Now the second-largest gas producer in Africa, Egypt comfortably generates more than double its peak national demand for energy, setting an example for developing nations with large unexplored gas reserves such as Ghana, Mozambique, Senegal and Mauritania.
Even though the African continent stands to suffer severely from emissions-led increases in global temperatures, bringing reliable power to the 590m people who still lack access to electricity in 2022 is a priority which may distract from the serious consideration of climate objectives.
Africa must rally around a consistent negotiating platform
November’s conference will be held in Africa for the first time since Durban hosted Cop17 in 2011 and leaders have recognised that the continent must speak with one voice if it is to take full advantage of a rare African presidency.
Addressing African heads of state and government on the sidelines of the recently-concluded UN Ocean Conference in Lisbon, Kenyan President Uhuru Kenyatta emphasised that “Africa and its member states… must synchronise its messages and speak with one voice in all inter-related global events. We must use our collective bargaining weight to its full advantage to influence the outcome of these multilateral processes.”
With the agenda for Cop27 yet to be decided, Egypt’s leadership raises challenging questions about what form a coordinated African negotiating position might take.
Political tensions over water supply from the Blue Nile have had a chilling effect on the Arab Republic’s relationship with its upstream neighbours in recent years: if the obstinacy and suspicion which have characterised settlement negotiations with Ethiopia over the operation of the Grand Ethiopian Renaissance Dam are a sign of things to come, Egypt may struggle to provide effective leadership in November.
Egypt’s success in attracting climate finance may provide a way forward
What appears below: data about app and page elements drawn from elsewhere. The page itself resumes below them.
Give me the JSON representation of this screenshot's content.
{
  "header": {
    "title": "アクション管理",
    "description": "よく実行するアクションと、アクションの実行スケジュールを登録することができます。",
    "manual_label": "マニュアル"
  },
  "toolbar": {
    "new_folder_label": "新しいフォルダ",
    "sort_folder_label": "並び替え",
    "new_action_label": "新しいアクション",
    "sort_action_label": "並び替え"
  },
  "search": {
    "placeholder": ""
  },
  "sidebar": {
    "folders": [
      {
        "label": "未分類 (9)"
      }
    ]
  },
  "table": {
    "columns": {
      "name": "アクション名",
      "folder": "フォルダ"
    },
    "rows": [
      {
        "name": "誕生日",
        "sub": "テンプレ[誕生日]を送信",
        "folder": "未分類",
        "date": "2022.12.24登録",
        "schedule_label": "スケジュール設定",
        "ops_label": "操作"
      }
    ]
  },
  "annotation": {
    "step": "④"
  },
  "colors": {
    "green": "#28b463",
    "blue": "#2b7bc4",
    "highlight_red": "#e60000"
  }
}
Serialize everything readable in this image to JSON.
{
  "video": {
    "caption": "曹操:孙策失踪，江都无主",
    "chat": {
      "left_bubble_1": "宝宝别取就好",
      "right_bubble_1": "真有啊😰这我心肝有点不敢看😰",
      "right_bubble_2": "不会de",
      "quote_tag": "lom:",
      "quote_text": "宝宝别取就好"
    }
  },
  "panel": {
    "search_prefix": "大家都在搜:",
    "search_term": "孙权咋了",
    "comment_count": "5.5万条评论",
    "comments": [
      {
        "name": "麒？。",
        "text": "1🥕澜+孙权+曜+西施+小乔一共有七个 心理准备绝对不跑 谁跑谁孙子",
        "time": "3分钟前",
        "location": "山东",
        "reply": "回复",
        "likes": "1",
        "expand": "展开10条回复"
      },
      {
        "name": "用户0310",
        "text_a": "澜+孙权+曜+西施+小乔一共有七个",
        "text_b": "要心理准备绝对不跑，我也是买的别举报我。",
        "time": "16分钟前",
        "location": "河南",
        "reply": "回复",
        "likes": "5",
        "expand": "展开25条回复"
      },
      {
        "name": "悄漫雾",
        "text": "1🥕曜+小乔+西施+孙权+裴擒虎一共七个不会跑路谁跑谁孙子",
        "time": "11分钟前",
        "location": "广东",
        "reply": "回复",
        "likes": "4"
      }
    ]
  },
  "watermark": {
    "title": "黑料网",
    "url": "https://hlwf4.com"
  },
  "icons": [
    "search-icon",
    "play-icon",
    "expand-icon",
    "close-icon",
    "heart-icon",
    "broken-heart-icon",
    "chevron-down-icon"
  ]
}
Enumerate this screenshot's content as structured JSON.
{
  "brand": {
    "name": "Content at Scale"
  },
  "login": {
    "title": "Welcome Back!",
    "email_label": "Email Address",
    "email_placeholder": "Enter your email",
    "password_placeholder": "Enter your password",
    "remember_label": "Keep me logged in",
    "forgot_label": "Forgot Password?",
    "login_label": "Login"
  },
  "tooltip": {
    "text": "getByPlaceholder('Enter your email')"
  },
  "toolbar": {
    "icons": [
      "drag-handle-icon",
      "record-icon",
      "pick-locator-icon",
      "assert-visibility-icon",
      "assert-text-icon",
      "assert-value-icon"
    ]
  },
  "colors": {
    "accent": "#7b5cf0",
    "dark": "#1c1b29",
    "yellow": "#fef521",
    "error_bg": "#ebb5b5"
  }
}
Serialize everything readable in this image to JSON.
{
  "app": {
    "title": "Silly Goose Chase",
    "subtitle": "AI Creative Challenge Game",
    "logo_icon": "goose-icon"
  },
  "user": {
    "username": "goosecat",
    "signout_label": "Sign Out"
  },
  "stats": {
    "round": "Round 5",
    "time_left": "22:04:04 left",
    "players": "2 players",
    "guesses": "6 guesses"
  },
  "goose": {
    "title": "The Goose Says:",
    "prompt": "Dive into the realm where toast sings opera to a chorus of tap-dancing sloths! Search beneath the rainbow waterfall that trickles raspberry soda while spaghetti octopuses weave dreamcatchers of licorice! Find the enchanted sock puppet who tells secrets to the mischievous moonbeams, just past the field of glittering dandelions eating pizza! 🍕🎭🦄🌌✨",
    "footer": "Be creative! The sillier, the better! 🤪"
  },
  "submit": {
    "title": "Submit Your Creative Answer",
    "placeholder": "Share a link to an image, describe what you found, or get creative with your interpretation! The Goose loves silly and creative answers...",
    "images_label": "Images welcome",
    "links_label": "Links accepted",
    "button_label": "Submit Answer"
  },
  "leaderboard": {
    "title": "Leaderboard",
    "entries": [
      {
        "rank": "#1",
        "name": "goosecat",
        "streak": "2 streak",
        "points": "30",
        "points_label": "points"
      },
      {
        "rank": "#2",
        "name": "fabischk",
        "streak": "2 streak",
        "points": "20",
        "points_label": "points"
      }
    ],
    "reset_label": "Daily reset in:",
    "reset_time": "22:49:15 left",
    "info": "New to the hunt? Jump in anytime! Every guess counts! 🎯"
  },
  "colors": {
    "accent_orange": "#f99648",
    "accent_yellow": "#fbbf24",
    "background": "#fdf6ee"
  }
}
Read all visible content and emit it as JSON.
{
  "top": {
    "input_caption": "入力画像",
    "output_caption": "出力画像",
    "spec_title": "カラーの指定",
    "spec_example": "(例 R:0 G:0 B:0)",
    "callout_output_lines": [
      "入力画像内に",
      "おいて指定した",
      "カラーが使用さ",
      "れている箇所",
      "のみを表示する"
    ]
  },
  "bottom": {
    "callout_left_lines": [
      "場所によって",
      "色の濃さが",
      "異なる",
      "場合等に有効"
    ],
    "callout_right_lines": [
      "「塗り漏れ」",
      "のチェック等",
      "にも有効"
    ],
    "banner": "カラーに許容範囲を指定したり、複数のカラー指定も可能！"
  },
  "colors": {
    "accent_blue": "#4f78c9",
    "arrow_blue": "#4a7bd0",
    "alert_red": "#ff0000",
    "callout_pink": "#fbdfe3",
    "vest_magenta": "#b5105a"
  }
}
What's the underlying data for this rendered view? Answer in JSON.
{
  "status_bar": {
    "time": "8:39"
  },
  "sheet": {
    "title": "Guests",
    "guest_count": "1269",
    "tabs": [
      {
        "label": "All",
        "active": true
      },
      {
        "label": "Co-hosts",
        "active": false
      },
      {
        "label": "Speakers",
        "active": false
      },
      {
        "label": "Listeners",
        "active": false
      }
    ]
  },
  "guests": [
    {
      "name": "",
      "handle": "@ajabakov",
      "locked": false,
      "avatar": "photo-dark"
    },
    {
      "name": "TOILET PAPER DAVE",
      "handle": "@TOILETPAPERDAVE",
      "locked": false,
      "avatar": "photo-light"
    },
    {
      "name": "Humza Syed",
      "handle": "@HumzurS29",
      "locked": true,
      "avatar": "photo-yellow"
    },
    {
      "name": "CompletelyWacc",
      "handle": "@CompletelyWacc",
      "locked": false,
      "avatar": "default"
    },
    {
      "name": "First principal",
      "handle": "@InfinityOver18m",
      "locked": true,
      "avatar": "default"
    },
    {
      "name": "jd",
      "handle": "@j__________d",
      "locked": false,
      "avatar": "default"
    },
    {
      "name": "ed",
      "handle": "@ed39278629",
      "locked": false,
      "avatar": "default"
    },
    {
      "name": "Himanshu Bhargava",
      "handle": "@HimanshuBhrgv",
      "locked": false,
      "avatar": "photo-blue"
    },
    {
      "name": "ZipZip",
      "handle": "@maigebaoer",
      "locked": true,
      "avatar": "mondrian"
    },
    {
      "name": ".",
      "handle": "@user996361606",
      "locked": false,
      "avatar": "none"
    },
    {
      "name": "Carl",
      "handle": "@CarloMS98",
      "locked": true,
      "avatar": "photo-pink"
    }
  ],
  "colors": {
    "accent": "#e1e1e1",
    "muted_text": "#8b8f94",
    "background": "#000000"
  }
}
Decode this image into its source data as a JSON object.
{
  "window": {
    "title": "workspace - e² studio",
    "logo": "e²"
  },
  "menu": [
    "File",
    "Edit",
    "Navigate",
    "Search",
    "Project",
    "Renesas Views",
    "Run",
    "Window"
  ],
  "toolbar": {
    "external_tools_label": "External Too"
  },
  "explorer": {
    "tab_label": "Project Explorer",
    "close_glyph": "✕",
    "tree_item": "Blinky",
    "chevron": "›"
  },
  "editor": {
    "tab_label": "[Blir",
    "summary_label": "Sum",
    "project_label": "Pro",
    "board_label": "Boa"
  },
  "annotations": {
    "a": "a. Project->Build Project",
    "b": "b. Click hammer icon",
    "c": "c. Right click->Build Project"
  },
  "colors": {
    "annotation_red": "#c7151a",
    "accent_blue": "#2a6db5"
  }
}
Egypt’s ability to attract climate finance in recent years will strengthen its Cop presidency. The economic stability provided by gas production has helped to establish it as a primary destination for green investment.
Twenty-seven percent of multilateral climate finance in the MENA region is targeted towards Egypt and a sovereign green bond worth $500m was more than seven times oversubscribed when it was issued in 2020.
This, Elgendy notes, demonstrates that “Egypt is open to dialogue – not just on refining the Cop27 agenda but also on reviewing its own climate priorities and leveraging its energy sector for a more ambitious transition.”
“The emerging partnership between the European Union (EU) and Egypt on renewable energy, green hydrogen, energy efficiency, and – for a limited period – fossil gas demonstrates that, with constructive engagement and the right incentives, compromises can be achieved which address the demands of developing countries without jeopardising the goals of the Paris Agreement.”
The African Development Bank has costed the continent’s financing needs for the transition to green energy at $1.3 trillion over the 2020-30 period, but this meeting this target looks increasingly chimerical as developed nations repeatedly fail to meet the $100bn-per-year of funding pledged to climate-threatened countries in 2010.
Egypt’s success in attracting foreign green investments, then, could be a leading light as African negotiators convene in Sharm el-Sheikh.
Source : Africa Business